The 2000s were all about the “Man Cave” — the place of amped-up testosterone where women fear to tread that invaded thousands of homes across America. The idea was that it was the place for men to go to “be men” and to “get away from it all” for a while. It was immortalized on television shows and in movies.
For a couple of years, the Man Cave’s female equivalent, the She Shed, has been making waves. While images of She Sheds on Pinterest show an almost dizzying array of options, the basic description is a room where women can be alone or pursue their hobbies and interests. A literal “Room of One’s Own,” like that of the 88-year-old Virginia Woolf novel.

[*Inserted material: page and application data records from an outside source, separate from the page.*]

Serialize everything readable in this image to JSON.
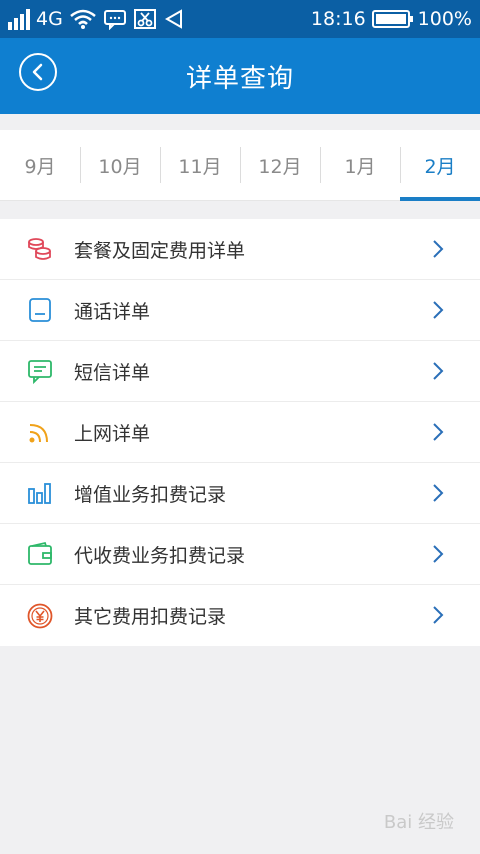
{
  "status_bar": {
    "network": "4G",
    "time": "18:16",
    "battery": "100%"
  },
  "app_bar": {
    "title": "详单查询"
  },
  "month_tabs": [
    {
      "label": "9月",
      "active": false
    },
    {
      "label": "10月",
      "active": false
    },
    {
      "label": "11月",
      "active": false
    },
    {
      "label": "12月",
      "active": false
    },
    {
      "label": "1月",
      "active": false
    },
    {
      "label": "2月",
      "active": true
    }
  ],
  "menu": [
    {
      "label": "套餐及固定费用详单",
      "icon": "coins-icon",
      "color": "#e0485a"
    },
    {
      "label": "通话详单",
      "icon": "phone-card-icon",
      "color": "#2a8fd8"
    },
    {
      "label": "短信详单",
      "icon": "message-icon",
      "color": "#2eb86a"
    },
    {
      "label": "上网详单",
      "icon": "rss-icon",
      "color": "#f0a21a"
    },
    {
      "label": "增值业务扣费记录",
      "icon": "bar-chart-icon",
      "color": "#2a8fd8"
    },
    {
      "label": "代收费业务扣费记录",
      "icon": "wallet-icon",
      "color": "#2eb86a"
    },
    {
      "label": "其它费用扣费记录",
      "icon": "yuan-icon",
      "color": "#e0562a"
    }
  ],
  "watermark": "Bai 经验"
}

She Sheds (like the one above, from Wayfair) have appeared in major magazines and even on The Today Show as beautiful spaces for women, but they may have an added side benefit — being able to help improve your relationship by allowing you time off from your spouse, and the space to pursue your own interests free of judgement or a need to accommodate your partner.
It seems to follow the wisdom of “absence makes the heart grow fonder.” When asked what kept her marriage alive for 50 years, Dolly Parton explained, “47 years of that I was gone.”
Dolly was also “gone” doing things that made her happy, and doing things that make you happy make you a better partner and more likely to engage with more aspects of your life in a positive way.
Could a She Shed be the secret to a happier relationship or marriage? Some psychologists think so. Rob Pascale and Lou Primavera, PhD, co-authors of Making Marriage Work: Avoiding the Pitfalls and Achieving Success, advocate strongly for partners agreeing on a certain amount of time apart.
“Personal time allows us to maintain our individual identities, provides opportunities to do things we like to do, and lets us feel like we have some control over our lives,” they told Psychology Today. “Alone time can actually help to keep a relationship fresh and less stressful.”
A She Shed could be a solution to recharging your relationship batteries and being more present for your partner when you are together. Spending time concentrating on things your partner might find silly, or that just bring you comfort and joy, could potentially help you feel more in touch with yourself and not feel resentful of your significant other. Keeping in touch with the person you were before you and your boo got together, and having a special place for her, is an important part of self-care.
Would you consider getting a She Shed? Do you have one already? Tell us about it @BritandCo!
(Featured photo via Wayfair)